A few weeks ago, a friend sent me an email, told me about a writer who’d lost his way.
I didn’t know his friend. A stranger. Still, I understood. Felt a kinship. Pulled up my chair in his circle. Those of us who write know how discouragement lurks on our edges, just a stone’s throw away.
In response, I sent him a letter, my heartfelt attempt to encourage him to keep at it. After sending it, I read it again, and realized how many times (a year, a week, a day) I need to hear the same. Maybe you, too.
So here’s my letter to Jake (name changed), a writer who isn’t sure why he’s writing anymore. But it’s also my letter to me. And you.
Let’s keep at it.
Hi there, Jake.
My name is Michele. You don’t know me. However, our mutual friend, Mark, tells me you’re a writer.
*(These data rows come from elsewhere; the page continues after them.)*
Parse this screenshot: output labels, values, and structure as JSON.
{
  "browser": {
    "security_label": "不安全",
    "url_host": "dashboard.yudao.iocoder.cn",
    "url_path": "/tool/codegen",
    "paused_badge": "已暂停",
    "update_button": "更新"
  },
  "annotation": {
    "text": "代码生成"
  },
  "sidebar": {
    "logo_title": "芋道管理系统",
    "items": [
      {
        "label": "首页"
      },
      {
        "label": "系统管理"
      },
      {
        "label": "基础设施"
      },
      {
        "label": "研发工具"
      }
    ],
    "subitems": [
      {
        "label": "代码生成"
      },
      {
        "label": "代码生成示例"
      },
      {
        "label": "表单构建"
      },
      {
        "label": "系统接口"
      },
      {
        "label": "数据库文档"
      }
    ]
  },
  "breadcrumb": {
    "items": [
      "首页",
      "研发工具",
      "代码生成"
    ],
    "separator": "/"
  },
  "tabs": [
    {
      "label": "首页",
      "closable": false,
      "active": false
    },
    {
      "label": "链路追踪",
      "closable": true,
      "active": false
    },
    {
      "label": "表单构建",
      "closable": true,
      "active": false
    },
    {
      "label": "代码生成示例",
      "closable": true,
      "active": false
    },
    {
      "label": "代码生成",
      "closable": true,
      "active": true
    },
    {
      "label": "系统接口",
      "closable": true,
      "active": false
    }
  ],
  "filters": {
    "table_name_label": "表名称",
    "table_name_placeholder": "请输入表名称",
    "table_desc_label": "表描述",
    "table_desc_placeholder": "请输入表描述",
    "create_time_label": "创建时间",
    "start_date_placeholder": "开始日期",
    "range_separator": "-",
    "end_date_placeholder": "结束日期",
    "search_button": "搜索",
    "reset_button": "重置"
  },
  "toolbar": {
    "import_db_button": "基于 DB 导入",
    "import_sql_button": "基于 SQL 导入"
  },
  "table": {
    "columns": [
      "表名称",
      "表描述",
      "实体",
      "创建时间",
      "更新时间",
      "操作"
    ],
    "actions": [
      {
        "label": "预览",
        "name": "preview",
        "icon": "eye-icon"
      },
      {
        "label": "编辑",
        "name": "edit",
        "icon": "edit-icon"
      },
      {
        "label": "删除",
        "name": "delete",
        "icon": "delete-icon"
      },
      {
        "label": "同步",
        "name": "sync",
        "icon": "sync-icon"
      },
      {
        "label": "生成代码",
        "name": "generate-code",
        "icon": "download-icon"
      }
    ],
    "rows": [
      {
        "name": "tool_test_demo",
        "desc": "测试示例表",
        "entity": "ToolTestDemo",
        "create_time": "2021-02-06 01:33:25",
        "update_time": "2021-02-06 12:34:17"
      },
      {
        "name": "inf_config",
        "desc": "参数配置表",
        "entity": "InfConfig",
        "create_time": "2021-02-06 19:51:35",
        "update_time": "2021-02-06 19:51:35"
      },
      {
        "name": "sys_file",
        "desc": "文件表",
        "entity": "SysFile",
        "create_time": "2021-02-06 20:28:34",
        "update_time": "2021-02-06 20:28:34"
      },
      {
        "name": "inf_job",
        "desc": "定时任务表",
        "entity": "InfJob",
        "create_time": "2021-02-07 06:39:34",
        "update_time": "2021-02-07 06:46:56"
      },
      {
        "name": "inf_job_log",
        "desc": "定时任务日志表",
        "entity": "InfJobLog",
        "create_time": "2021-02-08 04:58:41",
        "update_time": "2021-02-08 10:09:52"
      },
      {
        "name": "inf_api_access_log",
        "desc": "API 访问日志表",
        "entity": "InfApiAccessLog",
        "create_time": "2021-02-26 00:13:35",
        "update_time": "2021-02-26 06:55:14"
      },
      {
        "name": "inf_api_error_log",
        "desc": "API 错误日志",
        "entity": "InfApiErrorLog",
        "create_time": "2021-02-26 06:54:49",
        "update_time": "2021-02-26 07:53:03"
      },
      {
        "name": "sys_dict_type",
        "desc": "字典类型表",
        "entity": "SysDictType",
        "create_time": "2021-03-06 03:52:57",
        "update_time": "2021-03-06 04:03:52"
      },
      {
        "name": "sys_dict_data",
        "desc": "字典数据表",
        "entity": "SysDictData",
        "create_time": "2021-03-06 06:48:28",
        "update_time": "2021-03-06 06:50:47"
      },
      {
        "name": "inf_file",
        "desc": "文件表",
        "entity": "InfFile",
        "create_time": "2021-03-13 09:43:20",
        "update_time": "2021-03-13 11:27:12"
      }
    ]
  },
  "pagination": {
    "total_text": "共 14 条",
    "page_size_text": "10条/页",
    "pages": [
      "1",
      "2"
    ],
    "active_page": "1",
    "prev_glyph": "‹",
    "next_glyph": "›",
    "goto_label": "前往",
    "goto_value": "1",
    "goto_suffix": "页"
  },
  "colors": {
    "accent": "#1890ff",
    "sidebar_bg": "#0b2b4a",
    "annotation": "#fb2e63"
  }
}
Knowing my personal experience with writing, my initial inclination is to grab you by the shoulders, look you in the eye, and ask (while shaking you like a pair of maracas):
Why, good man, WHY?
Of course, I jest. Mostly.
I first started writing almost seven years ago. While in the middle of raising my three boys, I kept feeling the tug to write, to capture some of the ideas and revelations bouncing within. From the beginning, I hoped to write a book—dozens of them actually. But I didn’t know the first thing about writing. Nada. Zip.
So I joined a writers group. Asked questions, soaked up conversations, read a stack of books, attended writing conferences. I even started my own blog. Eventually, I learned a thing or two, got my first article published, and then became the Director of said writer’s group. Everything was going splendidly.
Except for that blasted book thing. It kept eluding me, for a variety of reasons. I’m like the Susan Lucci of the book-writing world, for crying out loud.
And, yes. I’ve done that too. Cry out loud.
Last year my second son graduated from high school. With only one child still at home, I planned to start writing my book—er, bookS—in earnest. I wanted to finish my novel, send out a proposal or two, FINALLY do all I’d planned to do.
But then two major interruptions foiled my plans. First, our family went through two massive life changes that significantly changed my at-home responsibilities (READ: almost no writing time). And second, the first publisher I showed my proposal to didn’t like it. In fact, it gets worse. They didn’t like my writing.
I tell you all this for one reason: All these painful lessons finally—FINALLY—brought me to the place I needed to be all along.
In all the struggle of being a writer and doing the actually writing, I stopped writing for ME. I wrote for my ministry, my blog readers, my one-day book readers and the editors and publishers who had the power to decide whether or not the book would ever birth.
No more. Now I write for me. Because somehow, in the writing of words (even when I don’t do it well), I learn something about the Word of Life himself. I see my life from the perspective of the page, and it makes more sense than it did before I wrestled it into print.
If you, as Mark says, are a writer, I can almost guarantee two certainties:
ONE: You will want to quit a hundred times a week. Writing can be one of the most infuriating, frustrating, unrewarding pursuits known to mankind.
And TWO: You can no more NOT write than you can not breathe. When you first started, you were drawn into it almost beyond your will. Quitting, no matter how discouraging it is at this moment, will not sober your need to write. You were made for this.
Write, Jake. Write. It will not be easy. It won’t always be fun. But lean into the adventure. Do it for Him. And do it for you. Even if no one else notices.
I’m in this struggle with you. And that means we’re no longer strangers—we’re friends.
Cheering for you,
What is the reason you write?